[Stored data entries]
══════════
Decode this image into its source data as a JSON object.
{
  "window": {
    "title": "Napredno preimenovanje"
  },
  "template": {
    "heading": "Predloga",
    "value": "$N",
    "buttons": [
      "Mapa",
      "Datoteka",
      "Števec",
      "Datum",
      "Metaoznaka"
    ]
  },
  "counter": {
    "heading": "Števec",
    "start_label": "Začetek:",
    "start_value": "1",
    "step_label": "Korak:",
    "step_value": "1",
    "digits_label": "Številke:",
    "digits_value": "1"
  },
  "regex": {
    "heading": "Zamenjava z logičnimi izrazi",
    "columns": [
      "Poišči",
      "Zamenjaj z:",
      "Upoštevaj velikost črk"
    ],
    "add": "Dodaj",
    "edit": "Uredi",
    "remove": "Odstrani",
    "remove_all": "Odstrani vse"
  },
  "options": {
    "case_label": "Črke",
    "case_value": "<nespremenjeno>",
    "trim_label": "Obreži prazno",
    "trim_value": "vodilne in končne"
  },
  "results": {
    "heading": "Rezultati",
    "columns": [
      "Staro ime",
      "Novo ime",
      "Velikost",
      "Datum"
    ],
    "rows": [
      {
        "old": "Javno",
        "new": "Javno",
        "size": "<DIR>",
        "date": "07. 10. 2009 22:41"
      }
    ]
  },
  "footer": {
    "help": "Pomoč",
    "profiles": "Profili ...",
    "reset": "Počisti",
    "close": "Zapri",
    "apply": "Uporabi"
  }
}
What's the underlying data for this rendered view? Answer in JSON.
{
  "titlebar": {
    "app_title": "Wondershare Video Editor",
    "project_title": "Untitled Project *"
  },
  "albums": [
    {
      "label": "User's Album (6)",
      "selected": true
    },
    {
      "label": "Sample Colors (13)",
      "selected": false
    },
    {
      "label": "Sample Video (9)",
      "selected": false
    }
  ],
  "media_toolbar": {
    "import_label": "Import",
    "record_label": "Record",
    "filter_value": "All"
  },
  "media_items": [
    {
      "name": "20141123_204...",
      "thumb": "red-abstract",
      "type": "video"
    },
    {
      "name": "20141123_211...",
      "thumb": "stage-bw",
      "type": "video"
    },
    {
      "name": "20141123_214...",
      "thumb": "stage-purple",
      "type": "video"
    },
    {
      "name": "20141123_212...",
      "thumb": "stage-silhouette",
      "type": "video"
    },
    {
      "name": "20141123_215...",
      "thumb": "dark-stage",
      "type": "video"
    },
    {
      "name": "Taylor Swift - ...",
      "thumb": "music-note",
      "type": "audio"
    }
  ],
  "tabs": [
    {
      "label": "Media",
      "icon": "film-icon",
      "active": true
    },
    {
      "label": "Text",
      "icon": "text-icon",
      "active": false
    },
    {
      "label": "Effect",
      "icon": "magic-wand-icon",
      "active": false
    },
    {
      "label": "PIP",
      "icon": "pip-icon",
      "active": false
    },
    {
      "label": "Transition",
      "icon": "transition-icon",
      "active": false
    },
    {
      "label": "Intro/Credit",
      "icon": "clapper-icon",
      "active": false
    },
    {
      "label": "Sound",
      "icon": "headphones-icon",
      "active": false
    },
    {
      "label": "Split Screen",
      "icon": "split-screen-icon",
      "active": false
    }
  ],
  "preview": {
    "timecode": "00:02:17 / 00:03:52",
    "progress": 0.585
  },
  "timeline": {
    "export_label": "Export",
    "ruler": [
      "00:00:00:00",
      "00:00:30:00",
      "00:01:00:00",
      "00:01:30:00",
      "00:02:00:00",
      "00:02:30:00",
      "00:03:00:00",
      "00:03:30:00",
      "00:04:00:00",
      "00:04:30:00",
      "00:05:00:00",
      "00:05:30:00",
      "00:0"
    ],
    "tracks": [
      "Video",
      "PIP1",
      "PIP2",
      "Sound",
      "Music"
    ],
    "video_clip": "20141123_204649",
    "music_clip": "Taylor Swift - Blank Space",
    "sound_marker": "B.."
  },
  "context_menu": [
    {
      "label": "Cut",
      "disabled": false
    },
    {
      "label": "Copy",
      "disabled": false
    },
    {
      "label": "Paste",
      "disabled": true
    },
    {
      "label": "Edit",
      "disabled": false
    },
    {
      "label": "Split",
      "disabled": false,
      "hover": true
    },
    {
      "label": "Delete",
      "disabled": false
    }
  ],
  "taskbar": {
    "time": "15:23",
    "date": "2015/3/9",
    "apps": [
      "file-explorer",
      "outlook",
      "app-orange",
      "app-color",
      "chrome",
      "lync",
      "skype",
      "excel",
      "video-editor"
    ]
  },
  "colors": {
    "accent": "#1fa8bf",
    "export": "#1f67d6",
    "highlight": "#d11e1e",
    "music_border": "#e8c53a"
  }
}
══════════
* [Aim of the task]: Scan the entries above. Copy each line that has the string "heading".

* [Your response]:
    "heading": "Predloga",
    "heading": "Števec",
    "heading": "Zamenjava z logičnimi izrazi",
    "heading": "Rezultati",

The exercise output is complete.